### GOAL OF THE EXERCISE
Write the data out again exactly and in full.

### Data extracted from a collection
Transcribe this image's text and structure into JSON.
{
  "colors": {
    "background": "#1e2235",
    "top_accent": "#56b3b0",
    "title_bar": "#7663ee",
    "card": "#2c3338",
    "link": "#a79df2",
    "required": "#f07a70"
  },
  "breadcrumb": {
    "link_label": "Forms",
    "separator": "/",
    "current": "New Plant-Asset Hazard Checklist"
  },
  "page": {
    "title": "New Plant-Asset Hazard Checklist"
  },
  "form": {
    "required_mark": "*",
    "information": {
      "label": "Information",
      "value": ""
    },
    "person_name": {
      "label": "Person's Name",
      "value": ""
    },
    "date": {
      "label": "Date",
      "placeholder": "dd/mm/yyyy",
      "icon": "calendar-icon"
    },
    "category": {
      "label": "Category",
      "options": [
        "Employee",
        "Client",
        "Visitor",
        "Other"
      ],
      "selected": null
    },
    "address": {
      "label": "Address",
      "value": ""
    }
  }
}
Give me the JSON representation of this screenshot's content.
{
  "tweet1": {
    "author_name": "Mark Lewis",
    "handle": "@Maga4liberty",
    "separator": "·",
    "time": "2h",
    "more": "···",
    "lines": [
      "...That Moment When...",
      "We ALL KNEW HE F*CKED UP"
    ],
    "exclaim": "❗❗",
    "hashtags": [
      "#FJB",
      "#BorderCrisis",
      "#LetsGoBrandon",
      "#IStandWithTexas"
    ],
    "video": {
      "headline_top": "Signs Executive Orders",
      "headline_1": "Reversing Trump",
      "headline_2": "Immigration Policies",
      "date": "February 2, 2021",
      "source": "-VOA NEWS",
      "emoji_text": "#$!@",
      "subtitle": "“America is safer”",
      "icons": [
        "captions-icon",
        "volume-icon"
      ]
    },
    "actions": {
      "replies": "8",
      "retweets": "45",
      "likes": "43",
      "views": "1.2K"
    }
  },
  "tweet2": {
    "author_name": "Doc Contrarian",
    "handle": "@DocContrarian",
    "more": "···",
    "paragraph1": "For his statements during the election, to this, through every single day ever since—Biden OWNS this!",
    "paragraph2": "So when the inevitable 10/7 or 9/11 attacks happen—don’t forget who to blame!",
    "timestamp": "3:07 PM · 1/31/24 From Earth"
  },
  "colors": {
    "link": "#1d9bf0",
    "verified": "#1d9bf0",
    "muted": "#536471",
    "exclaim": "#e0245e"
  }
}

### ANSWER FOR THIS EXERCISE
Transcribe this image's text and structure into JSON.
{
  "colors": {
    "background": "#1e2235",
    "top_accent": "#56b3b0",
    "title_bar": "#7663ee",
    "card": "#2c3338",
    "link": "#a79df2",
    "required": "#f07a70"
  },
  "breadcrumb": {
    "link_label": "Forms",
    "separator": "/",
    "current": "New Plant-Asset Hazard Checklist"
  },
  "page": {
    "title": "New Plant-Asset Hazard Checklist"
  },
  "form": {
    "required_mark": "*",
    "information": {
      "label": "Information",
      "value": ""
    },
    "person_name": {
      "label": "Person's Name",
      "value": ""
    },
    "date": {
      "label": "Date",
      "placeholder": "dd/mm/yyyy",
      "icon": "calendar-icon"
    },
    "category": {
      "label": "Category",
      "options": [
        "Employee",
        "Client",
        "Visitor",
        "Other"
      ],
      "selected": null
    },
    "address": {
      "label": "Address",
      "value": ""
    }
  }
}
Give me the JSON representation of this screenshot's content.
{
  "tweet1": {
    "author_name": "Mark Lewis",
    "handle": "@Maga4liberty",
    "separator": "·",
    "time": "2h",
    "more": "···",
    "lines": [
      "...That Moment When...",
      "We ALL KNEW HE F*CKED UP"
    ],
    "exclaim": "❗❗",
    "hashtags": [
      "#FJB",
      "#BorderCrisis",
      "#LetsGoBrandon",
      "#IStandWithTexas"
    ],
    "video": {
      "headline_top": "Signs Executive Orders",
      "headline_1": "Reversing Trump",
      "headline_2": "Immigration Policies",
      "date": "February 2, 2021",
      "source": "-VOA NEWS",
      "emoji_text": "#$!@",
      "subtitle": "“America is safer”",
      "icons": [
        "captions-icon",
        "volume-icon"
      ]
    },
    "actions": {
      "replies": "8",
      "retweets": "45",
      "likes": "43",
      "views": "1.2K"
    }
  },
  "tweet2": {
    "author_name": "Doc Contrarian",
    "handle": "@DocContrarian",
    "more": "···",
    "paragraph1": "For his statements during the election, to this, through every single day ever since—Biden OWNS this!",
    "paragraph2": "So when the inevitable 10/7 or 9/11 attacks happen—don’t forget who to blame!",
    "timestamp": "3:07 PM · 1/31/24 From Earth"
  },
  "colors": {
    "link": "#1d9bf0",
    "verified": "#1d9bf0",
    "muted": "#536471",
    "exclaim": "#e0245e"
  }
}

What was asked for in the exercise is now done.